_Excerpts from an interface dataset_
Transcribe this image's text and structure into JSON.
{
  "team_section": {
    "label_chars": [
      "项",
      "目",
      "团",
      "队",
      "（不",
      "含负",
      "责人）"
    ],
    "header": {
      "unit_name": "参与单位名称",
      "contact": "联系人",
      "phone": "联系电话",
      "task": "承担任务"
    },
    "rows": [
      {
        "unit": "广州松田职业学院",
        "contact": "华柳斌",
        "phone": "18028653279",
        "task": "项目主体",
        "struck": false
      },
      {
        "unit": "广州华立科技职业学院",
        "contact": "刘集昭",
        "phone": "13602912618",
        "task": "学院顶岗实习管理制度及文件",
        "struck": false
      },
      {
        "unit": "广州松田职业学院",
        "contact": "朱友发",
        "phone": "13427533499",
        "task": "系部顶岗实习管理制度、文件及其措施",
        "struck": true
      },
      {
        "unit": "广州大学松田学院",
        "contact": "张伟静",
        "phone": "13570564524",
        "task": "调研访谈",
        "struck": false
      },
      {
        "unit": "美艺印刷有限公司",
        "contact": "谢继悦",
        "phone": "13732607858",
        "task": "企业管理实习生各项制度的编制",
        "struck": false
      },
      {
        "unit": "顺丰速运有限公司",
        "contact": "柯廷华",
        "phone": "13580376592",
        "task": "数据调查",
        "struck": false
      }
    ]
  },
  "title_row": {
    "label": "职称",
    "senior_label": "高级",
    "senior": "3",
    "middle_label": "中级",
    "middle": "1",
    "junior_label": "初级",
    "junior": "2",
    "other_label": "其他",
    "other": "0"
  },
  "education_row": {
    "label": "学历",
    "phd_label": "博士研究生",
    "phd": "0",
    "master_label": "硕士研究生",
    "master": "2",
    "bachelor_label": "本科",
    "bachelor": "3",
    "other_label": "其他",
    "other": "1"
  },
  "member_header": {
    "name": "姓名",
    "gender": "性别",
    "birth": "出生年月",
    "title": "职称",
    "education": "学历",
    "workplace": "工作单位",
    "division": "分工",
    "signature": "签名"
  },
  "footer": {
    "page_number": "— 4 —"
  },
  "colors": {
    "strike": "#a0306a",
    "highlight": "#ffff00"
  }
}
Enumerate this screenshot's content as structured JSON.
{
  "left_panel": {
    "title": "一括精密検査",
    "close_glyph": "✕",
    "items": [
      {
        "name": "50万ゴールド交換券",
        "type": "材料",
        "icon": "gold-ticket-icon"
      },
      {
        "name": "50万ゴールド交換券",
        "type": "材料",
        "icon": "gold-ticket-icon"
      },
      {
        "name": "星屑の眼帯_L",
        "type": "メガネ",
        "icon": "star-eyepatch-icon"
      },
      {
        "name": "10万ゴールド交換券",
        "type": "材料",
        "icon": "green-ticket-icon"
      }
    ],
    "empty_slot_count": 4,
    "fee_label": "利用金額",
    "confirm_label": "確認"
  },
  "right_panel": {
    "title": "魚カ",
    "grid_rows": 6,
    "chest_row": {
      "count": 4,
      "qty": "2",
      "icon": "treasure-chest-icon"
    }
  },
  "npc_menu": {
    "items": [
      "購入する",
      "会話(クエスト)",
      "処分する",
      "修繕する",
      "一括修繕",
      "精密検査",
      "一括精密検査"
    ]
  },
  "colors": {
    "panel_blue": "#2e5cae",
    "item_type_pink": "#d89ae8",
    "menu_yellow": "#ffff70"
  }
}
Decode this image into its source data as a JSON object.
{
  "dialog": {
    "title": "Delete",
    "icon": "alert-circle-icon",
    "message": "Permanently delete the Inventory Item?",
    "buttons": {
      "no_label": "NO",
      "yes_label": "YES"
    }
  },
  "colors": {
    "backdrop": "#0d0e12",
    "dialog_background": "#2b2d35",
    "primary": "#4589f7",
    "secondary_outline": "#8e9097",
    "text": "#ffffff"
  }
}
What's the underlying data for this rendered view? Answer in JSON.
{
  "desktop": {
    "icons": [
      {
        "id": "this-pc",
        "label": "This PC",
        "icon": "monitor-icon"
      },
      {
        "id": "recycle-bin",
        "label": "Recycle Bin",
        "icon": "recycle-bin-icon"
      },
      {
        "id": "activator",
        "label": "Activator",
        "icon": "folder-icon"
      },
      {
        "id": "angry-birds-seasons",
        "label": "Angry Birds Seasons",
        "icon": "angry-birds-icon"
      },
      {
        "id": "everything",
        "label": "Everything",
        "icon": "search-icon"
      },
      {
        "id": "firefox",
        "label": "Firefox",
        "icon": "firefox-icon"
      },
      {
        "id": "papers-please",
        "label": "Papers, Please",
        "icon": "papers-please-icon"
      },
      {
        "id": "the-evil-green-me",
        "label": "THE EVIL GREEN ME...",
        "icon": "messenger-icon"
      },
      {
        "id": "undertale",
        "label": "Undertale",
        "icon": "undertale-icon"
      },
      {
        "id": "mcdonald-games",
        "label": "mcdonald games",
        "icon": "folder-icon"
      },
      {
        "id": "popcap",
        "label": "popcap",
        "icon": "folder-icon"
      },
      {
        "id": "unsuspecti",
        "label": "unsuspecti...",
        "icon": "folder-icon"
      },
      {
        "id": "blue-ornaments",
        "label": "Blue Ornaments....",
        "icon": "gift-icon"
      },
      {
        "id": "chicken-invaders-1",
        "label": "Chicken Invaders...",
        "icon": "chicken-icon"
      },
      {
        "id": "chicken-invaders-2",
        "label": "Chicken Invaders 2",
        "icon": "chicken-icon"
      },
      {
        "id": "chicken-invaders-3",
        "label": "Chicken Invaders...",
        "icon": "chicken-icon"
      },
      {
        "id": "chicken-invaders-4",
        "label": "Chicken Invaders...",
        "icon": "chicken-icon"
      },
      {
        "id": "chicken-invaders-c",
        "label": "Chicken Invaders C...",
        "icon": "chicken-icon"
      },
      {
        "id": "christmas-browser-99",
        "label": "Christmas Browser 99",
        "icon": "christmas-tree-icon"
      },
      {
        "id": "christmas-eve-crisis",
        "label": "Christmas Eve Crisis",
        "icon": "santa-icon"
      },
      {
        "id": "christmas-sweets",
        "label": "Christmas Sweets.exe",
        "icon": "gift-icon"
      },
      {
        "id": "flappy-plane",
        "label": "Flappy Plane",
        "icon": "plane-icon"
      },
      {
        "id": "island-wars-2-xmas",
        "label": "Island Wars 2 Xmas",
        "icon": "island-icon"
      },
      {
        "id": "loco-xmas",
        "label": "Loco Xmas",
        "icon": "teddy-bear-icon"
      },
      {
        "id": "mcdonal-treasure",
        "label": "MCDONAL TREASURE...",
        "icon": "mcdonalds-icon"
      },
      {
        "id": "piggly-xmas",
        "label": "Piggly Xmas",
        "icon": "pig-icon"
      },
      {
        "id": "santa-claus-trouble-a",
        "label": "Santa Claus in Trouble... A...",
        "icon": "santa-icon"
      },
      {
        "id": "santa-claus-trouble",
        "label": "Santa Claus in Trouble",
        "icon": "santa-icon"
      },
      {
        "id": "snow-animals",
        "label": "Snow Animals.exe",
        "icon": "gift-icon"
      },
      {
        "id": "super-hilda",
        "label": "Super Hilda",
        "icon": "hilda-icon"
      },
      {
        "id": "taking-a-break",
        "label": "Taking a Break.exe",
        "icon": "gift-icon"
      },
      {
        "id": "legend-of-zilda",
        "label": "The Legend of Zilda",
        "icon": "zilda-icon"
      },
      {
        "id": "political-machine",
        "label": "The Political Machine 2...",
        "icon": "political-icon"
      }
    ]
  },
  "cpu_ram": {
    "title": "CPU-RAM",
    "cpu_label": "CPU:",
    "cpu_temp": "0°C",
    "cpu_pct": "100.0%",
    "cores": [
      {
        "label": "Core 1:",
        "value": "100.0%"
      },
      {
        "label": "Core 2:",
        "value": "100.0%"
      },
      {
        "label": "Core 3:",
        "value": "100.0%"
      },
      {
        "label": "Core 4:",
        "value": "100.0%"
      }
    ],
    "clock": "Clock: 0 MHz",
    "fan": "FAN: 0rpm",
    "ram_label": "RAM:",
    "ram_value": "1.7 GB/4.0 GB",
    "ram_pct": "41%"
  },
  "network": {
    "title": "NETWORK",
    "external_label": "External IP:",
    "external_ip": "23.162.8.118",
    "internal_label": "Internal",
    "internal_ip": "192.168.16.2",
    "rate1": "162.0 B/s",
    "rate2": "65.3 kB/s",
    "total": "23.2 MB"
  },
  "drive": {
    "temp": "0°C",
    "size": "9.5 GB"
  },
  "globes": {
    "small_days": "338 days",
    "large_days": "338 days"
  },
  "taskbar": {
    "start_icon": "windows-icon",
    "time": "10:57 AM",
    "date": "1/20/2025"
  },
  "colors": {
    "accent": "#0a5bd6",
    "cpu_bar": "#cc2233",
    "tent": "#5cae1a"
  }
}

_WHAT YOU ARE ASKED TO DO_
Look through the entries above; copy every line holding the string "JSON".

_ANSWER FOR THIS EXERCISE_
Transcribe this image's text and structure into JSON.
Enumerate this screenshot's content as structured JSON.
Decode this image into its source data as a JSON object.
What's the underlying data for this rendered view? Answer in JSON.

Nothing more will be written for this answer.